» Directions:
Nothing in the records may be left out; restate them word for word.

** Exercise materials follows **

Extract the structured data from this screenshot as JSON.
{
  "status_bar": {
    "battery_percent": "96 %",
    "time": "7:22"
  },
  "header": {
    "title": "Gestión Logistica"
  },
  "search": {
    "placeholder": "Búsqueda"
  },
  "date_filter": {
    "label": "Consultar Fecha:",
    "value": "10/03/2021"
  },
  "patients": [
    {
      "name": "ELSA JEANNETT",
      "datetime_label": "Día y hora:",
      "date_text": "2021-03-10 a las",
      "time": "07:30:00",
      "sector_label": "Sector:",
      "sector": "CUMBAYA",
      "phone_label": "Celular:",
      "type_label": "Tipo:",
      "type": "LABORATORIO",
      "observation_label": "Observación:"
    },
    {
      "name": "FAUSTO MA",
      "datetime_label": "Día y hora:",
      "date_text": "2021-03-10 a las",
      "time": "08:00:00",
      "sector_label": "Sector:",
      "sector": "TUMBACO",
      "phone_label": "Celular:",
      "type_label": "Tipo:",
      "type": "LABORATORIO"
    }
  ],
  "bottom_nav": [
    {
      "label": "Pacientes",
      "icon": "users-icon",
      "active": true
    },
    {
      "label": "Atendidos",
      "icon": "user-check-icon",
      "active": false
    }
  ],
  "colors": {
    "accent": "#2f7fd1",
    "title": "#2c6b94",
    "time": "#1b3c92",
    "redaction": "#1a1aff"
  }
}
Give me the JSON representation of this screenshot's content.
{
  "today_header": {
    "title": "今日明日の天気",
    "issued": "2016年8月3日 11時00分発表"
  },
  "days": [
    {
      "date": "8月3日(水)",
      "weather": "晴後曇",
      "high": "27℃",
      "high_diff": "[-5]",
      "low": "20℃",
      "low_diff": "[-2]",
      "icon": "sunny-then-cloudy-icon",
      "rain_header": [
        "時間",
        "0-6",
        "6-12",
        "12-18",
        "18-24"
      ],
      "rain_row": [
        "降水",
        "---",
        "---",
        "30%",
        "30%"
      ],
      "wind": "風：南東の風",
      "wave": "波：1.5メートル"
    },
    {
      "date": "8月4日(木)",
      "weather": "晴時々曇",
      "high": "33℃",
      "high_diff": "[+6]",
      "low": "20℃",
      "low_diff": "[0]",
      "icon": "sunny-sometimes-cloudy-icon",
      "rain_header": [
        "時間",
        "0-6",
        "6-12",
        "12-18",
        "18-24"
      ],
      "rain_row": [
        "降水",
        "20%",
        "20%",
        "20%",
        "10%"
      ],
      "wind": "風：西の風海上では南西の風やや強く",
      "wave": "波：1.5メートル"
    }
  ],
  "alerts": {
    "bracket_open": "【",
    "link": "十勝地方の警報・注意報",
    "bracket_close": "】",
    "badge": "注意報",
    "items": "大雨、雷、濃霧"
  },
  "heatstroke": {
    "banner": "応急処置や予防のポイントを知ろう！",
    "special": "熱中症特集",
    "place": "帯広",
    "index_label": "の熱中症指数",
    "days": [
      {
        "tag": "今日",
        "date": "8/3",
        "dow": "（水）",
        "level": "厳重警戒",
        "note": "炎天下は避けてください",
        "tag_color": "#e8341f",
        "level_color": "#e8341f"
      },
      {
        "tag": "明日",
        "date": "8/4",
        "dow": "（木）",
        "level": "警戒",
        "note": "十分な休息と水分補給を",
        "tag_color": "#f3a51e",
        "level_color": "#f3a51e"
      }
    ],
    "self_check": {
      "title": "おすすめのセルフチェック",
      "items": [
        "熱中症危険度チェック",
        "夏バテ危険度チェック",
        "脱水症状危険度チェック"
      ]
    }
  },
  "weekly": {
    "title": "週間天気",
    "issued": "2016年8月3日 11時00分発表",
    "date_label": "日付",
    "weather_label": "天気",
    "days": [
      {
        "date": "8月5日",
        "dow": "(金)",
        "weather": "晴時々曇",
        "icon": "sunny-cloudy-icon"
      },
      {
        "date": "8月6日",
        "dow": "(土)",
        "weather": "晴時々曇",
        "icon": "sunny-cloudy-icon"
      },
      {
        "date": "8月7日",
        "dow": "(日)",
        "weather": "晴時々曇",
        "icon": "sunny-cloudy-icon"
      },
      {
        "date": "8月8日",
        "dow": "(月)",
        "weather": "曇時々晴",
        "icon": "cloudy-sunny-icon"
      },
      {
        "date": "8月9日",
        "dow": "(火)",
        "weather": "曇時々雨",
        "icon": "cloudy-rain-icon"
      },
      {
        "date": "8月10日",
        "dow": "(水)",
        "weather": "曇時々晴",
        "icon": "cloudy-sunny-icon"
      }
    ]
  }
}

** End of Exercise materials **

» Solution:
Extract the structured data from this screenshot as JSON.
{
  "status_bar": {
    "battery_percent": "96 %",
    "time": "7:22"
  },
  "header": {
    "title": "Gestión Logistica"
  },
  "search": {
    "placeholder": "Búsqueda"
  },
  "date_filter": {
    "label": "Consultar Fecha:",
    "value": "10/03/2021"
  },
  "patients": [
    {
      "name": "ELSA JEANNETT",
      "datetime_label": "Día y hora:",
      "date_text": "2021-03-10 a las",
      "time": "07:30:00",
      "sector_label": "Sector:",
      "sector": "CUMBAYA",
      "phone_label": "Celular:",
      "type_label": "Tipo:",
      "type": "LABORATORIO",
      "observation_label": "Observación:"
    },
    {
      "name": "FAUSTO MA",
      "datetime_label": "Día y hora:",
      "date_text": "2021-03-10 a las",
      "time": "08:00:00",
      "sector_label": "Sector:",
      "sector": "TUMBACO",
      "phone_label": "Celular:",
      "type_label": "Tipo:",
      "type": "LABORATORIO"
    }
  ],
  "bottom_nav": [
    {
      "label": "Pacientes",
      "icon": "users-icon",
      "active": true
    },
    {
      "label": "Atendidos",
      "icon": "user-check-icon",
      "active": false
    }
  ],
  "colors": {
    "accent": "#2f7fd1",
    "title": "#2c6b94",
    "time": "#1b3c92",
    "redaction": "#1a1aff"
  }
}
Give me the JSON representation of this screenshot's content.
{
  "today_header": {
    "title": "今日明日の天気",
    "issued": "2016年8月3日 11時00分発表"
  },
  "days": [
    {
      "date": "8月3日(水)",
      "weather": "晴後曇",
      "high": "27℃",
      "high_diff": "[-5]",
      "low": "20℃",
      "low_diff": "[-2]",
      "icon": "sunny-then-cloudy-icon",
      "rain_header": [
        "時間",
        "0-6",
        "6-12",
        "12-18",
        "18-24"
      ],
      "rain_row": [
        "降水",
        "---",
        "---",
        "30%",
        "30%"
      ],
      "wind": "風：南東の風",
      "wave": "波：1.5メートル"
    },
    {
      "date": "8月4日(木)",
      "weather": "晴時々曇",
      "high": "33℃",
      "high_diff": "[+6]",
      "low": "20℃",
      "low_diff": "[0]",
      "icon": "sunny-sometimes-cloudy-icon",
      "rain_header": [
        "時間",
        "0-6",
        "6-12",
        "12-18",
        "18-24"
      ],
      "rain_row": [
        "降水",
        "20%",
        "20%",
        "20%",
        "10%"
      ],
      "wind": "風：西の風海上では南西の風やや強く",
      "wave": "波：1.5メートル"
    }
  ],
  "alerts": {
    "bracket_open": "【",
    "link": "十勝地方の警報・注意報",
    "bracket_close": "】",
    "badge": "注意報",
    "items": "大雨、雷、濃霧"
  },
  "heatstroke": {
    "banner": "応急処置や予防のポイントを知ろう！",
    "special": "熱中症特集",
    "place": "帯広",
    "index_label": "の熱中症指数",
    "days": [
      {
        "tag": "今日",
        "date": "8/3",
        "dow": "（水）",
        "level": "厳重警戒",
        "note": "炎天下は避けてください",
        "tag_color": "#e8341f",
        "level_color": "#e8341f"
      },
      {
        "tag": "明日",
        "date": "8/4",
        "dow": "（木）",
        "level": "警戒",
        "note": "十分な休息と水分補給を",
        "tag_color": "#f3a51e",
        "level_color": "#f3a51e"
      }
    ],
    "self_check": {
      "title": "おすすめのセルフチェック",
      "items": [
        "熱中症危険度チェック",
        "夏バテ危険度チェック",
        "脱水症状危険度チェック"
      ]
    }
  },
  "weekly": {
    "title": "週間天気",
    "issued": "2016年8月3日 11時00分発表",
    "date_label": "日付",
    "weather_label": "天気",
    "days": [
      {
        "date": "8月5日",
        "dow": "(金)",
        "weather": "晴時々曇",
        "icon": "sunny-cloudy-icon"
      },
      {
        "date": "8月6日",
        "dow": "(土)",
        "weather": "晴時々曇",
        "icon": "sunny-cloudy-icon"
      },
      {
        "date": "8月7日",
        "dow": "(日)",
        "weather": "晴時々曇",
        "icon": "sunny-cloudy-icon"
      },
      {
        "date": "8月8日",
        "dow": "(月)",
        "weather": "曇時々晴",
        "icon": "cloudy-sunny-icon"
      },
      {
        "date": "8月9日",
        "dow": "(火)",
        "weather": "曇時々雨",
        "icon": "cloudy-rain-icon"
      },
      {
        "date": "8月10日",
        "dow": "(水)",
        "weather": "曇時々晴",
        "icon": "cloudy-sunny-icon"
      }
    ]
  }
}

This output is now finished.